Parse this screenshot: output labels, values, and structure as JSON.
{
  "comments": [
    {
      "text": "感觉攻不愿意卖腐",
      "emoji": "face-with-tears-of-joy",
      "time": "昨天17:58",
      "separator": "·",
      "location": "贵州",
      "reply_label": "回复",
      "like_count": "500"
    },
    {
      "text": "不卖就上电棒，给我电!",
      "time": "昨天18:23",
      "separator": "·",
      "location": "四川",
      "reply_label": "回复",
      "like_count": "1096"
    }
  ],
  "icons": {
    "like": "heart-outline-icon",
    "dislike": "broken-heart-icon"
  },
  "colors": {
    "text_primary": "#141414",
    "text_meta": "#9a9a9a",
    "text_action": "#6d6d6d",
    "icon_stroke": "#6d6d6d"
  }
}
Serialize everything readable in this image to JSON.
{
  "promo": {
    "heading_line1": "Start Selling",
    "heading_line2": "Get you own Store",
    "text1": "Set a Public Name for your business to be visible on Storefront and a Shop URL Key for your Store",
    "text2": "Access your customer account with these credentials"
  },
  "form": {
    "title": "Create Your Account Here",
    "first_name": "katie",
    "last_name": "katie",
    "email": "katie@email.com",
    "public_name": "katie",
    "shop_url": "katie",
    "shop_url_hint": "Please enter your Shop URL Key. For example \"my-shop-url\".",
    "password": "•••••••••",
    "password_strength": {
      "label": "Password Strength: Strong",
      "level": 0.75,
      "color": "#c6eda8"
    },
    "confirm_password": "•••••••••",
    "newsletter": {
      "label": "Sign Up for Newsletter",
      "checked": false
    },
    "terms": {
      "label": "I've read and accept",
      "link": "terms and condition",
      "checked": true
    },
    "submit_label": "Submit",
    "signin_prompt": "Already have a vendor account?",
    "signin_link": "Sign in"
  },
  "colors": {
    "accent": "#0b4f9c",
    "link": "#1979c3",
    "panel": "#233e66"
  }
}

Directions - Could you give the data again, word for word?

Solved problem -
Parse this screenshot: output labels, values, and structure as JSON.
{
  "comments": [
    {
      "text": "感觉攻不愿意卖腐",
      "emoji": "face-with-tears-of-joy",
      "time": "昨天17:58",
      "separator": "·",
      "location": "贵州",
      "reply_label": "回复",
      "like_count": "500"
    },
    {
      "text": "不卖就上电棒，给我电!",
      "time": "昨天18:23",
      "separator": "·",
      "location": "四川",
      "reply_label": "回复",
      "like_count": "1096"
    }
  ],
  "icons": {
    "like": "heart-outline-icon",
    "dislike": "broken-heart-icon"
  },
  "colors": {
    "text_primary": "#141414",
    "text_meta": "#9a9a9a",
    "text_action": "#6d6d6d",
    "icon_stroke": "#6d6d6d"
  }
}
Serialize everything readable in this image to JSON.
{
  "promo": {
    "heading_line1": "Start Selling",
    "heading_line2": "Get you own Store",
    "text1": "Set a Public Name for your business to be visible on Storefront and a Shop URL Key for your Store",
    "text2": "Access your customer account with these credentials"
  },
  "form": {
    "title": "Create Your Account Here",
    "first_name": "katie",
    "last_name": "katie",
    "email": "katie@email.com",
    "public_name": "katie",
    "shop_url": "katie",
    "shop_url_hint": "Please enter your Shop URL Key. For example \"my-shop-url\".",
    "password": "•••••••••",
    "password_strength": {
      "label": "Password Strength: Strong",
      "level": 0.75,
      "color": "#c6eda8"
    },
    "confirm_password": "•••••••••",
    "newsletter": {
      "label": "Sign Up for Newsletter",
      "checked": false
    },
    "terms": {
      "label": "I've read and accept",
      "link": "terms and condition",
      "checked": true
    },
    "submit_label": "Submit",
    "signin_prompt": "Already have a vendor account?",
    "signin_link": "Sign in"
  },
  "colors": {
    "accent": "#0b4f9c",
    "link": "#1979c3",
    "panel": "#233e66"
  }
}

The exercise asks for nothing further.